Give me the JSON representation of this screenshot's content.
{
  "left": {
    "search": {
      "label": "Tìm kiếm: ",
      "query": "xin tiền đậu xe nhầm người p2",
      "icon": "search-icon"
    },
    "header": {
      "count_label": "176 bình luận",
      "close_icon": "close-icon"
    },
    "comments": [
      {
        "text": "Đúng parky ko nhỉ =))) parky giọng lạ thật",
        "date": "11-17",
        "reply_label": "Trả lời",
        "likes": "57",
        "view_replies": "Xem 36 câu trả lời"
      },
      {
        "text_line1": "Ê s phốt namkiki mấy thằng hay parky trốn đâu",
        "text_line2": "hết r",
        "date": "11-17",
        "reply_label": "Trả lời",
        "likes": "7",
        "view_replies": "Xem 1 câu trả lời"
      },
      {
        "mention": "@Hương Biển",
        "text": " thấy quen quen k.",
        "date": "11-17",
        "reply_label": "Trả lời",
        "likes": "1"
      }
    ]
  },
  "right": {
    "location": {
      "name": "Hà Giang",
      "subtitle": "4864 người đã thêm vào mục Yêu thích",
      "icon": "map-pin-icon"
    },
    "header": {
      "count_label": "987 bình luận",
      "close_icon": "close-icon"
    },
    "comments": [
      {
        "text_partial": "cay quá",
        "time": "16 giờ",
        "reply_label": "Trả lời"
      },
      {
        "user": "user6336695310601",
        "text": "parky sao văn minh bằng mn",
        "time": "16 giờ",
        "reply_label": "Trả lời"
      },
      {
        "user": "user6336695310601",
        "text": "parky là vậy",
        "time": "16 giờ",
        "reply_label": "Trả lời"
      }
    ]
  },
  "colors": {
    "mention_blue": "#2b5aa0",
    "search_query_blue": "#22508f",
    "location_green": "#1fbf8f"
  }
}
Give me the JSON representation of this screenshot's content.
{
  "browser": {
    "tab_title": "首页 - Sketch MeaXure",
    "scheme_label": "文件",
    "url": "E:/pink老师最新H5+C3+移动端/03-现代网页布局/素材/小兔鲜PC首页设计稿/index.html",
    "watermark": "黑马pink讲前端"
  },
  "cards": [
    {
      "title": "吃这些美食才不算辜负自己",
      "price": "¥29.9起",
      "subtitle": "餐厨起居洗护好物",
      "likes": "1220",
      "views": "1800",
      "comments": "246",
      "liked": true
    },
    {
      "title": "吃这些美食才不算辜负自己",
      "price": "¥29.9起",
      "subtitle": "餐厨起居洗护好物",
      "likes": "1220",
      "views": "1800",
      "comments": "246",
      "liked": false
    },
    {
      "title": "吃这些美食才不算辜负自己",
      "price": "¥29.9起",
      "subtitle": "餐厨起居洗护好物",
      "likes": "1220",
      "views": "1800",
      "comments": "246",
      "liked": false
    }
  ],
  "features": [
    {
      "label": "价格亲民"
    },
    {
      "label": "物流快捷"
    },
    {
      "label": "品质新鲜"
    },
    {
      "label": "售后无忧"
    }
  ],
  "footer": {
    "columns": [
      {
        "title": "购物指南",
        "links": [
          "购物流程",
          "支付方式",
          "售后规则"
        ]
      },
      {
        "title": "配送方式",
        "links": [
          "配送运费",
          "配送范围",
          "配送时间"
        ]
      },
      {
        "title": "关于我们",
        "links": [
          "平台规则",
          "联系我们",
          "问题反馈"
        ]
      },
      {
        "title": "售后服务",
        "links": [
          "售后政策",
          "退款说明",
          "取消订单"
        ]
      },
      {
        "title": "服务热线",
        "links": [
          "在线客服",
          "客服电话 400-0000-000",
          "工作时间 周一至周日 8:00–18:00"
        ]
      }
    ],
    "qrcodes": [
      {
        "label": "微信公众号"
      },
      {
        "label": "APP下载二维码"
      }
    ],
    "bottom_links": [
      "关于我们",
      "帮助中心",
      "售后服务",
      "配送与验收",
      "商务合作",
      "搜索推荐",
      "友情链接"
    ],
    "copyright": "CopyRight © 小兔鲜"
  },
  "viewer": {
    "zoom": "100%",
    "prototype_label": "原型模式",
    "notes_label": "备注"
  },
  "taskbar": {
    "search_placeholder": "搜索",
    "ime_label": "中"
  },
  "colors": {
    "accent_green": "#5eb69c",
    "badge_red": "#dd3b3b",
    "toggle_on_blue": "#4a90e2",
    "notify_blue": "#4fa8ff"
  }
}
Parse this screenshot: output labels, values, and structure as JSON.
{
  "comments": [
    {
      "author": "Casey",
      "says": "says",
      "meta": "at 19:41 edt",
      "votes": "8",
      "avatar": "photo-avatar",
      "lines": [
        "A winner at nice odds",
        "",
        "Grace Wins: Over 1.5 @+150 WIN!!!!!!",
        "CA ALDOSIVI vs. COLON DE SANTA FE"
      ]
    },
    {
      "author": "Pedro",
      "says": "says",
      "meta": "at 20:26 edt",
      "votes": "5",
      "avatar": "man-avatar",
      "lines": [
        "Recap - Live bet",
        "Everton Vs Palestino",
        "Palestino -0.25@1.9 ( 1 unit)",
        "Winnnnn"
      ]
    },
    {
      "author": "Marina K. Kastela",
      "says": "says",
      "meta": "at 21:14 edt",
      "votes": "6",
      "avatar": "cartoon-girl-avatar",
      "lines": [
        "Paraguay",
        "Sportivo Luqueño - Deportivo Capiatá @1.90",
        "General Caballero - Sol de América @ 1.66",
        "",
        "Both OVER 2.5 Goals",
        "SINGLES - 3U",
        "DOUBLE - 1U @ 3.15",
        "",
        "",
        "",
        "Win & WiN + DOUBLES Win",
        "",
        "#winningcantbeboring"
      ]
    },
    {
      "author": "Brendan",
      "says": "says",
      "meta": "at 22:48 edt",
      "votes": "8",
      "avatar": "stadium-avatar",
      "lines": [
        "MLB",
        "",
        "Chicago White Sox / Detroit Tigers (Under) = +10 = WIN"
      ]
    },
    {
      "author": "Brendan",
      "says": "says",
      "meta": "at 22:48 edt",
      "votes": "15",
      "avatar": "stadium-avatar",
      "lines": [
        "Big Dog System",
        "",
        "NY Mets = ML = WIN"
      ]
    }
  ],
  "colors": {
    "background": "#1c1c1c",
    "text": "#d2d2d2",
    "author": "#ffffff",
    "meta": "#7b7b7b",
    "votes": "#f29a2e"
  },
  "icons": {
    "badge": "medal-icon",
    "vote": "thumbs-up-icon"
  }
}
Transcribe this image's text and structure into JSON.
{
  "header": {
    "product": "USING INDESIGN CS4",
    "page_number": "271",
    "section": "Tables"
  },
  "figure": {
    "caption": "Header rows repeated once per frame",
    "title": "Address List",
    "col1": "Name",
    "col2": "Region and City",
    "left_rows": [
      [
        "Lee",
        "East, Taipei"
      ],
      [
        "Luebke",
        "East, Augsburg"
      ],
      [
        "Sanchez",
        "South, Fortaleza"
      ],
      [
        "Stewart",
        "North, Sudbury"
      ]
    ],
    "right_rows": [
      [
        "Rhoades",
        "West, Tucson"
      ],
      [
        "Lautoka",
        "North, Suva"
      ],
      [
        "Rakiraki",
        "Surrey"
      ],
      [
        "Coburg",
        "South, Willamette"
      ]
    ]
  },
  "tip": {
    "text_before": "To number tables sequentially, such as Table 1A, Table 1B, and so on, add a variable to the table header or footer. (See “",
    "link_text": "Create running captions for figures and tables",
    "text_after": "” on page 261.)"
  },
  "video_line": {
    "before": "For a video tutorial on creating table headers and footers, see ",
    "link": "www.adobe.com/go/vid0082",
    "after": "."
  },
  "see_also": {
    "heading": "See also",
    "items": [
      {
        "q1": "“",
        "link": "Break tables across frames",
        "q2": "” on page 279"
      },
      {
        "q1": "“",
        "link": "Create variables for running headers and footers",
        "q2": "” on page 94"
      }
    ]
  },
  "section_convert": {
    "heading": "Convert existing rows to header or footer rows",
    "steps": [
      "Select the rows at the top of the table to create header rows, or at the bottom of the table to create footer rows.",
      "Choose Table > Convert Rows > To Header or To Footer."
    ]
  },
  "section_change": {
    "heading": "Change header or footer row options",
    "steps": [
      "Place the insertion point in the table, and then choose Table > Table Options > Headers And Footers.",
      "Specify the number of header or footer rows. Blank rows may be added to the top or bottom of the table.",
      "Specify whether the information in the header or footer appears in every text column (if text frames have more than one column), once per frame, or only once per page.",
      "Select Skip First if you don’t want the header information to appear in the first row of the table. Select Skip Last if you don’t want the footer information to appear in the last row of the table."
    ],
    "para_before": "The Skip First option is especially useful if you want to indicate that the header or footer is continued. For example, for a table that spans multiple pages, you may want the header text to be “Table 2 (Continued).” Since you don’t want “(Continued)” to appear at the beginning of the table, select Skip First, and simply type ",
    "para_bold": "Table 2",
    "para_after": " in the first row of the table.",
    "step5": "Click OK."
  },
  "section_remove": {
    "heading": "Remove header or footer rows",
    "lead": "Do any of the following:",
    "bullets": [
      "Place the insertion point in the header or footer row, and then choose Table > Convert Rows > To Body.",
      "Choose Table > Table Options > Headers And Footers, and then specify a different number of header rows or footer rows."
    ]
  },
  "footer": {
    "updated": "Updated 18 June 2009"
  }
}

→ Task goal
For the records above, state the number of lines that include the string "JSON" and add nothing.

→ Output of the exercise
4